Exposure comes too for studio arts majors at Beacon, the first college or university accredited to award bachelor’s degrees primarily to students with learning disabilities, ADHD and other learning differences.

Their work will be showcased in a concurrent exhibition at the school’s Kristin Michelle Mason Art Gallery.

Beacon students’ works will be available for viewing from March 30 – April 17 in the Kristin Michelle Mason Gallery on the campus of Beacon College and juried by Lee Clarke, a Canadian artist, who teaches art for the online departments of the Los Angeles Film School and Full Sail University.

The opening reception is April 6 from 4 p.m.-6 p.m.

Not that Lake County students are the only ones who get to unshackle their inner Michaelangos.

On Saturday, April 15, aspiring artists can enjoy free workshops that explore casting and glass techniques.

Students can learn the process of glass lamination through discussions of contemporary masters of the technique and experiments in shape and form using glass fragments bonded with a special non-toxic light-sensitive glue.

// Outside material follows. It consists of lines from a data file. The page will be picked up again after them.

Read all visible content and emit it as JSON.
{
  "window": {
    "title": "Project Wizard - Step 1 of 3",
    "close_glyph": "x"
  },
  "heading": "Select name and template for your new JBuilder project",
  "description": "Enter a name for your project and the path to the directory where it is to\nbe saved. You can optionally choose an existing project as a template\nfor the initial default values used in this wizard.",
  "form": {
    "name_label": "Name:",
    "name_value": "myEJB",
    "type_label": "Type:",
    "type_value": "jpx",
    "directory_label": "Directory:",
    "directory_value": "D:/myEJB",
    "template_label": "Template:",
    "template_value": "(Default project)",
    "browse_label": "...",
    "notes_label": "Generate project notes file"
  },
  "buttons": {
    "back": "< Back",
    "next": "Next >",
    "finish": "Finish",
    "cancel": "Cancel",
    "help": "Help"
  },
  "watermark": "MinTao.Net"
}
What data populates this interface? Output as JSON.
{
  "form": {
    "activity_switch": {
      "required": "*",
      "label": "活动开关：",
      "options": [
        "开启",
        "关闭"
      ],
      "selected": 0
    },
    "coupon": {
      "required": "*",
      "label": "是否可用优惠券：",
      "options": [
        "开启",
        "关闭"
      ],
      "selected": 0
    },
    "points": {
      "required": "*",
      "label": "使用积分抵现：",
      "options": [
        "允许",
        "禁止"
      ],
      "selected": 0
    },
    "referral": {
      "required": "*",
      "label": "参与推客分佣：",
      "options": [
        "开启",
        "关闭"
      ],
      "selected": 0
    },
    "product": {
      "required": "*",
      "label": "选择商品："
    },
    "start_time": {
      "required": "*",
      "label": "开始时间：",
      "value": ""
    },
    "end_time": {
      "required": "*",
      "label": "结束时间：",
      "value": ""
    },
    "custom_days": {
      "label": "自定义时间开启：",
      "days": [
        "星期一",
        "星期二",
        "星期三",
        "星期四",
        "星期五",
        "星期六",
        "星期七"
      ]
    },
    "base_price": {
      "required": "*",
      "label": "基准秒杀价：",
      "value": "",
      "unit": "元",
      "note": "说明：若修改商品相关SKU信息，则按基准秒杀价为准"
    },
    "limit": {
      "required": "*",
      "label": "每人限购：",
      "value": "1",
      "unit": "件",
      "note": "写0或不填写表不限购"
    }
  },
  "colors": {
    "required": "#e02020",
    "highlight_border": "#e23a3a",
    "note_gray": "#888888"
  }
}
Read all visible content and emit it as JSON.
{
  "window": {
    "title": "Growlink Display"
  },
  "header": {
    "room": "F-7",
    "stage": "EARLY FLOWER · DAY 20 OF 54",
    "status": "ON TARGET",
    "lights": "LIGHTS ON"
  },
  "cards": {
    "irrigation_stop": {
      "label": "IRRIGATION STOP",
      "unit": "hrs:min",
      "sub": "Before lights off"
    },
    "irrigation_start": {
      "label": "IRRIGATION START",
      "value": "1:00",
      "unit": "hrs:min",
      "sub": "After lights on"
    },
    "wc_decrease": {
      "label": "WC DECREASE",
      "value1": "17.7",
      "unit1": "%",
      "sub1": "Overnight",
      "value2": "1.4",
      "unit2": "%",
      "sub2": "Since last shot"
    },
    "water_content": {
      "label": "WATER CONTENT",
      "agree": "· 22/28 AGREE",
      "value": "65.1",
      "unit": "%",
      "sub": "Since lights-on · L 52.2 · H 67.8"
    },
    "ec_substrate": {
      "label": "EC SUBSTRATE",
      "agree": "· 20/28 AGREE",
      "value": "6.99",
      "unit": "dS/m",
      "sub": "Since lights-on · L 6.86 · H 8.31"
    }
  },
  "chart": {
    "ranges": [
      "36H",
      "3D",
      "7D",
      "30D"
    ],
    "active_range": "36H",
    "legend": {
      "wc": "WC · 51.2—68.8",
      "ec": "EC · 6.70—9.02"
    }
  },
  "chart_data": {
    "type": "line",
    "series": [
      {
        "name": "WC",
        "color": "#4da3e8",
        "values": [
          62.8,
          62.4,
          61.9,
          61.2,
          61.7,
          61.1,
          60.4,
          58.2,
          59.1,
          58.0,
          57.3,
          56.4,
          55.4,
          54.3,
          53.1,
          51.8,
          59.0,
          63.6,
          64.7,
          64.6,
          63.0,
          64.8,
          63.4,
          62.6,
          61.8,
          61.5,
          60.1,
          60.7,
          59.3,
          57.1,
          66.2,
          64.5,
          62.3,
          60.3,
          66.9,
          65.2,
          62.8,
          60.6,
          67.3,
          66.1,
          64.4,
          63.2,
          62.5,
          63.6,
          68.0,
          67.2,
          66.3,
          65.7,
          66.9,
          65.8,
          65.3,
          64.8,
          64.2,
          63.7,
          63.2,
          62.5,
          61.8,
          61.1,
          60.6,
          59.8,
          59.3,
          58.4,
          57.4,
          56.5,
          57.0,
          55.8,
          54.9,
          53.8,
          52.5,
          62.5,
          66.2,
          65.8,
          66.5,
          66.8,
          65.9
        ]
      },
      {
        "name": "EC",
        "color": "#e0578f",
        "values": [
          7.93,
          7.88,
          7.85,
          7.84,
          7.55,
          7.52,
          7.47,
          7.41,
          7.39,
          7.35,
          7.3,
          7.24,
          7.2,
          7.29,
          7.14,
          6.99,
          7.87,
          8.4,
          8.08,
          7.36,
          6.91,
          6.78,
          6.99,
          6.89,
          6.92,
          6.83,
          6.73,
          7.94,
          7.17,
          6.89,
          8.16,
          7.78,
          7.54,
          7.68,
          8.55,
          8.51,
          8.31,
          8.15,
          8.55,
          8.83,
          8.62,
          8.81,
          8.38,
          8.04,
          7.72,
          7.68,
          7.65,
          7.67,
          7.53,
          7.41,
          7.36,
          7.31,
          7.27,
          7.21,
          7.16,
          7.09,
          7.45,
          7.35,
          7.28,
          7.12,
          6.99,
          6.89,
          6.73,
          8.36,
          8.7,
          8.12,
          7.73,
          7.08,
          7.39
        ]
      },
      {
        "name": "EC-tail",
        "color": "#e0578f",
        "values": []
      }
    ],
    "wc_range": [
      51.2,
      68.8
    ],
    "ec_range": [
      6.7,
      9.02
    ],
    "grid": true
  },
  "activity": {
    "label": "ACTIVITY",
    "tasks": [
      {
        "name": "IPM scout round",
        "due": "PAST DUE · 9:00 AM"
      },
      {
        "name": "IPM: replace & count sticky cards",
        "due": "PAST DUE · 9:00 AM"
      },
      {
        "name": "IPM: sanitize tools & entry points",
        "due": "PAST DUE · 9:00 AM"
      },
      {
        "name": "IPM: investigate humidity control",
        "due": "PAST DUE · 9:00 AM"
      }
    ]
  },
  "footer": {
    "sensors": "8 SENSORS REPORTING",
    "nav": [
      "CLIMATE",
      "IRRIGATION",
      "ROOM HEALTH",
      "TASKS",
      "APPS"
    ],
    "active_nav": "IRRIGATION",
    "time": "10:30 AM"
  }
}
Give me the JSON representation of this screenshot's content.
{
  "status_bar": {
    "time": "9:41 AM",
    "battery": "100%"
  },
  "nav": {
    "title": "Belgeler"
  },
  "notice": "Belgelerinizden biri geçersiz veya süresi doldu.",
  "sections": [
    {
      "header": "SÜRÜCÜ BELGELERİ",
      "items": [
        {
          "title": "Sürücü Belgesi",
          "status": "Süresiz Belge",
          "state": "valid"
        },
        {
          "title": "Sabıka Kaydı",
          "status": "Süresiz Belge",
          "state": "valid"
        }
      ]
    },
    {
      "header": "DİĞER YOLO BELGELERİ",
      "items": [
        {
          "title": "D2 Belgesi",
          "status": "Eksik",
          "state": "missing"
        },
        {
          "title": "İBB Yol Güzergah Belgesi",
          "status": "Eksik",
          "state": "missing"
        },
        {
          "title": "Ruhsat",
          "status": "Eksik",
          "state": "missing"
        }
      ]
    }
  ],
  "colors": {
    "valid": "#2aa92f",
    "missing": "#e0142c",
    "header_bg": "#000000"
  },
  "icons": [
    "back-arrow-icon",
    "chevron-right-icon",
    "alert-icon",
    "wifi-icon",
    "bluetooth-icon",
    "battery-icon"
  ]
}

Another workshop walks students through the process of making molds and small-life resin castings of their hands and ways to use it as wearable sculpture.

In a third workshop, aspiring artists can be blinded with a bit of science (the coefficient of expansion — the rate at which glass cools) and experiment with flat glass and create small glass paintings later to be fused in a kiln.

Even as the lawmakers debate the extrinsic value of art, Boise says the arts festival is an invaluable way to nurture and cultivate the spark that fires art.

“The world wouldn’t exist in the way it does without creativity,” Boise says. “So, if you take art out of the equation and boil it down to the basic essential of creativity, that’s what we’re harnessing. That creativity is what leads to architects, designers, and that’s what’s building the infrastructure of the world, and to me, that’s why it’s important.

Workshops are free, but require advanced registration.

The events schedule follows below: